WORK TO COMPLETE → Make an exact copy of the records below. Include every line.

(MATERIAL PROVIDED Opens)

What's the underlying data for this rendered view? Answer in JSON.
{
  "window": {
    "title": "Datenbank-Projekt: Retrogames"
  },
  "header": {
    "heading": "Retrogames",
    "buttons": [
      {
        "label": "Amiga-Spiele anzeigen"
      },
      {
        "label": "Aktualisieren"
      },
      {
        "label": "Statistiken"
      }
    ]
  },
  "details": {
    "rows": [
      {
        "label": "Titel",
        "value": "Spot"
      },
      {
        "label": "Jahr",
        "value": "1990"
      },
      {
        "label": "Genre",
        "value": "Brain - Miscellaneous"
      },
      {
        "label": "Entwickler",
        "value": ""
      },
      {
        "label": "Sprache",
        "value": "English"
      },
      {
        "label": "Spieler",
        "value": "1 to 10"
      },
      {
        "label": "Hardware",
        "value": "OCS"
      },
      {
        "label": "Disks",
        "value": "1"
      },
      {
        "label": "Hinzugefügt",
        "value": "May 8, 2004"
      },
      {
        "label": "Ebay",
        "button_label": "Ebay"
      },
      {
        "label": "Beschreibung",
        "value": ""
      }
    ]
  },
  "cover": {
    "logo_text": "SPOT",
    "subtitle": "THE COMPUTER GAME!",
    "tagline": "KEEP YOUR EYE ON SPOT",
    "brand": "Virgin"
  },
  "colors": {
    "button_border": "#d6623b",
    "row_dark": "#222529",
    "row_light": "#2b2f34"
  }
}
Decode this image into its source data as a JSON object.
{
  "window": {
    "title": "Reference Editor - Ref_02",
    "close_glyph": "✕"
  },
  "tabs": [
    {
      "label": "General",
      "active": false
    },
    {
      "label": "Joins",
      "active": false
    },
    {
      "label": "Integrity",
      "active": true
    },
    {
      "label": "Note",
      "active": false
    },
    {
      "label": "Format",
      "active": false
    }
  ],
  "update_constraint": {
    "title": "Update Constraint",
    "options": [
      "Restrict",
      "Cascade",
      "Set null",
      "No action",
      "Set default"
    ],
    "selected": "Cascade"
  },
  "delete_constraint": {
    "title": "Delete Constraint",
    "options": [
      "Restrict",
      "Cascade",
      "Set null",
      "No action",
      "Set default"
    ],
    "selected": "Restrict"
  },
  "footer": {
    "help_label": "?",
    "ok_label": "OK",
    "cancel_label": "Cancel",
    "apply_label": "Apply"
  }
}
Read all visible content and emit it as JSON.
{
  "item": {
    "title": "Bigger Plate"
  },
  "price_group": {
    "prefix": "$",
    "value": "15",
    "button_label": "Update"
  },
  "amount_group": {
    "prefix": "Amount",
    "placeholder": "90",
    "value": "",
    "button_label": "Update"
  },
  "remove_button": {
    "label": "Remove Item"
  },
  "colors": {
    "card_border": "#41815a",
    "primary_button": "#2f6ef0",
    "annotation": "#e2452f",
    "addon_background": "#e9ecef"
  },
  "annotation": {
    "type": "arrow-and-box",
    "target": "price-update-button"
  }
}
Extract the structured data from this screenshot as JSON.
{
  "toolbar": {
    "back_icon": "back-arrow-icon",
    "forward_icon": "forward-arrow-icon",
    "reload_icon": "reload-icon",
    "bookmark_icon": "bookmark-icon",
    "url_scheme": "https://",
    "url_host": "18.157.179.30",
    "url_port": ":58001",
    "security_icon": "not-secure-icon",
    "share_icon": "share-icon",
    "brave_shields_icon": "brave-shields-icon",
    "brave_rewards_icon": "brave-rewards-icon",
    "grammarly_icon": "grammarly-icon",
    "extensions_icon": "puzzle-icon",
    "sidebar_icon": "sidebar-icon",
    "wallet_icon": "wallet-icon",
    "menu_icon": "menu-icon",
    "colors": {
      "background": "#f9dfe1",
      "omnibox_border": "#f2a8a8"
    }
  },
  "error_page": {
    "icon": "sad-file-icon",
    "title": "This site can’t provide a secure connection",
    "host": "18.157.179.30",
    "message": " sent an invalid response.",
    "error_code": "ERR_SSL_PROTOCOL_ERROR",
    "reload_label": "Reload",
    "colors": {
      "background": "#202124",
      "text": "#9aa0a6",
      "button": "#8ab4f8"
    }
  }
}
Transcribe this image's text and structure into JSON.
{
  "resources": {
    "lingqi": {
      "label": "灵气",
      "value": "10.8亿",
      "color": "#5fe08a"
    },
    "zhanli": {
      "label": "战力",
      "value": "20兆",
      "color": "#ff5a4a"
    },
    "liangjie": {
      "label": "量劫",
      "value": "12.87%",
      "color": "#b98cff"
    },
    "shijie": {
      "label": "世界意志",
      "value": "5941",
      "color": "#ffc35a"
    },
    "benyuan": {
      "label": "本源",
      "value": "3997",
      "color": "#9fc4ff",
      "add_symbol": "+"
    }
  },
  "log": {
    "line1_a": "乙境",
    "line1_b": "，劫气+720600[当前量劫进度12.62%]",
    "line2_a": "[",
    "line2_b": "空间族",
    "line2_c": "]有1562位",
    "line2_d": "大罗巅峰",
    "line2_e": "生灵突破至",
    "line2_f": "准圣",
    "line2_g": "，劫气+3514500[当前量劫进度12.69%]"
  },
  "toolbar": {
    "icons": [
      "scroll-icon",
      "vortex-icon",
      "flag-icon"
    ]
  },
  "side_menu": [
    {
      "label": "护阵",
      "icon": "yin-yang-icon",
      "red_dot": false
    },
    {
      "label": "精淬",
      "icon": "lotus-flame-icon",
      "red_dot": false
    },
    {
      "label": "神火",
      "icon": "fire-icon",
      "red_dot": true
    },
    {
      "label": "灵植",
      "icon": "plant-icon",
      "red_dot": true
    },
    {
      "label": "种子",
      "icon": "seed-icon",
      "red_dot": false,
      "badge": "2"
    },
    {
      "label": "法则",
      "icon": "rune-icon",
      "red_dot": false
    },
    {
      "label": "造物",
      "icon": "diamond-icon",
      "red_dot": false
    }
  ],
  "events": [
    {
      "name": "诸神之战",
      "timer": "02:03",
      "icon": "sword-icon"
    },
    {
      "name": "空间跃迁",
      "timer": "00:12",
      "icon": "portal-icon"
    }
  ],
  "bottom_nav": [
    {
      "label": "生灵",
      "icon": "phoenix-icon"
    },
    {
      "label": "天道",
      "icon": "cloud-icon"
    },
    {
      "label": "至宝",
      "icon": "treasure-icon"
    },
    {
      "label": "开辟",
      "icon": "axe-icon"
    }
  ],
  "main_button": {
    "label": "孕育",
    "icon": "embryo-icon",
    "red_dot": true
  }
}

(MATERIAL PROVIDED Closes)

TASK ANSWER →
What's the underlying data for this rendered view? Answer in JSON.
{
  "window": {
    "title": "Datenbank-Projekt: Retrogames"
  },
  "header": {
    "heading": "Retrogames",
    "buttons": [
      {
        "label": "Amiga-Spiele anzeigen"
      },
      {
        "label": "Aktualisieren"
      },
      {
        "label": "Statistiken"
      }
    ]
  },
  "details": {
    "rows": [
      {
        "label": "Titel",
        "value": "Spot"
      },
      {
        "label": "Jahr",
        "value": "1990"
      },
      {
        "label": "Genre",
        "value": "Brain - Miscellaneous"
      },
      {
        "label": "Entwickler",
        "value": ""
      },
      {
        "label": "Sprache",
        "value": "English"
      },
      {
        "label": "Spieler",
        "value": "1 to 10"
      },
      {
        "label": "Hardware",
        "value": "OCS"
      },
      {
        "label": "Disks",
        "value": "1"
      },
      {
        "label": "Hinzugefügt",
        "value": "May 8, 2004"
      },
      {
        "label": "Ebay",
        "button_label": "Ebay"
      },
      {
        "label": "Beschreibung",
        "value": ""
      }
    ]
  },
  "cover": {
    "logo_text": "SPOT",
    "subtitle": "THE COMPUTER GAME!",
    "tagline": "KEEP YOUR EYE ON SPOT",
    "brand": "Virgin"
  },
  "colors": {
    "button_border": "#d6623b",
    "row_dark": "#222529",
    "row_light": "#2b2f34"
  }
}
Decode this image into its source data as a JSON object.
{
  "window": {
    "title": "Reference Editor - Ref_02",
    "close_glyph": "✕"
  },
  "tabs": [
    {
      "label": "General",
      "active": false
    },
    {
      "label": "Joins",
      "active": false
    },
    {
      "label": "Integrity",
      "active": true
    },
    {
      "label": "Note",
      "active": false
    },
    {
      "label": "Format",
      "active": false
    }
  ],
  "update_constraint": {
    "title": "Update Constraint",
    "options": [
      "Restrict",
      "Cascade",
      "Set null",
      "No action",
      "Set default"
    ],
    "selected": "Cascade"
  },
  "delete_constraint": {
    "title": "Delete Constraint",
    "options": [
      "Restrict",
      "Cascade",
      "Set null",
      "No action",
      "Set default"
    ],
    "selected": "Restrict"
  },
  "footer": {
    "help_label": "?",
    "ok_label": "OK",
    "cancel_label": "Cancel",
    "apply_label": "Apply"
  }
}
Read all visible content and emit it as JSON.
{
  "item": {
    "title": "Bigger Plate"
  },
  "price_group": {
    "prefix": "$",
    "value": "15",
    "button_label": "Update"
  },
  "amount_group": {
    "prefix": "Amount",
    "placeholder": "90",
    "value": "",
    "button_label": "Update"
  },
  "remove_button": {
    "label": "Remove Item"
  },
  "colors": {
    "card_border": "#41815a",
    "primary_button": "#2f6ef0",
    "annotation": "#e2452f",
    "addon_background": "#e9ecef"
  },
  "annotation": {
    "type": "arrow-and-box",
    "target": "price-update-button"
  }
}
Extract the structured data from this screenshot as JSON.
{
  "toolbar": {
    "back_icon": "back-arrow-icon",
    "forward_icon": "forward-arrow-icon",
    "reload_icon": "reload-icon",
    "bookmark_icon": "bookmark-icon",
    "url_scheme": "https://",
    "url_host": "18.157.179.30",
    "url_port": ":58001",
    "security_icon": "not-secure-icon",
    "share_icon": "share-icon",
    "brave_shields_icon": "brave-shields-icon",
    "brave_rewards_icon": "brave-rewards-icon",
    "grammarly_icon": "grammarly-icon",
    "extensions_icon": "puzzle-icon",
    "sidebar_icon": "sidebar-icon",
    "wallet_icon": "wallet-icon",
    "menu_icon": "menu-icon",
    "colors": {
      "background": "#f9dfe1",
      "omnibox_border": "#f2a8a8"
    }
  },
  "error_page": {
    "icon": "sad-file-icon",
    "title": "This site can’t provide a secure connection",
    "host": "18.157.179.30",
    "message": " sent an invalid response.",
    "error_code": "ERR_SSL_PROTOCOL_ERROR",
    "reload_label": "Reload",
    "colors": {
      "background": "#202124",
      "text": "#9aa0a6",
      "button": "#8ab4f8"
    }
  }
}
Transcribe this image's text and structure into JSON.
{
  "resources": {
    "lingqi": {
      "label": "灵气",
      "value": "10.8亿",
      "color": "#5fe08a"
    },
    "zhanli": {
      "label": "战力",
      "value": "20兆",
      "color": "#ff5a4a"
    },
    "liangjie": {
      "label": "量劫",
      "value": "12.87%",
      "color": "#b98cff"
    },
    "shijie": {
      "label": "世界意志",
      "value": "5941",
      "color": "#ffc35a"
    },
    "benyuan": {
      "label": "本源",
      "value": "3997",
      "color": "#9fc4ff",
      "add_symbol": "+"
    }
  },
  "log": {
    "line1_a": "乙境",
    "line1_b": "，劫气+720600[当前量劫进度12.62%]",
    "line2_a": "[",
    "line2_b": "空间族",
    "line2_c": "]有1562位",
    "line2_d": "大罗巅峰",
    "line2_e": "生灵突破至",
    "line2_f": "准圣",
    "line2_g": "，劫气+3514500[当前量劫进度12.69%]"
  },
  "toolbar": {
    "icons": [
      "scroll-icon",
      "vortex-icon",
      "flag-icon"
    ]
  },
  "side_menu": [
    {
      "label": "护阵",
      "icon": "yin-yang-icon",
      "red_dot": false
    },
    {
      "label": "精淬",
      "icon": "lotus-flame-icon",
      "red_dot": false
    },
    {
      "label": "神火",
      "icon": "fire-icon",
      "red_dot": true
    },
    {
      "label": "灵植",
      "icon": "plant-icon",
      "red_dot": true
    },
    {
      "label": "种子",
      "icon": "seed-icon",
      "red_dot": false,
      "badge": "2"
    },
    {
      "label": "法则",
      "icon": "rune-icon",
      "red_dot": false
    },
    {
      "label": "造物",
      "icon": "diamond-icon",
      "red_dot": false
    }
  ],
  "events": [
    {
      "name": "诸神之战",
      "timer": "02:03",
      "icon": "sword-icon"
    },
    {
      "name": "空间跃迁",
      "timer": "00:12",
      "icon": "portal-icon"
    }
  ],
  "bottom_nav": [
    {
      "label": "生灵",
      "icon": "phoenix-icon"
    },
    {
      "label": "天道",
      "icon": "cloud-icon"
    },
    {
      "label": "至宝",
      "icon": "treasure-icon"
    },
    {
      "label": "开辟",
      "icon": "axe-icon"
    }
  ],
  "main_button": {
    "label": "孕育",
    "icon": "embryo-icon",
    "red_dot": true
  }
}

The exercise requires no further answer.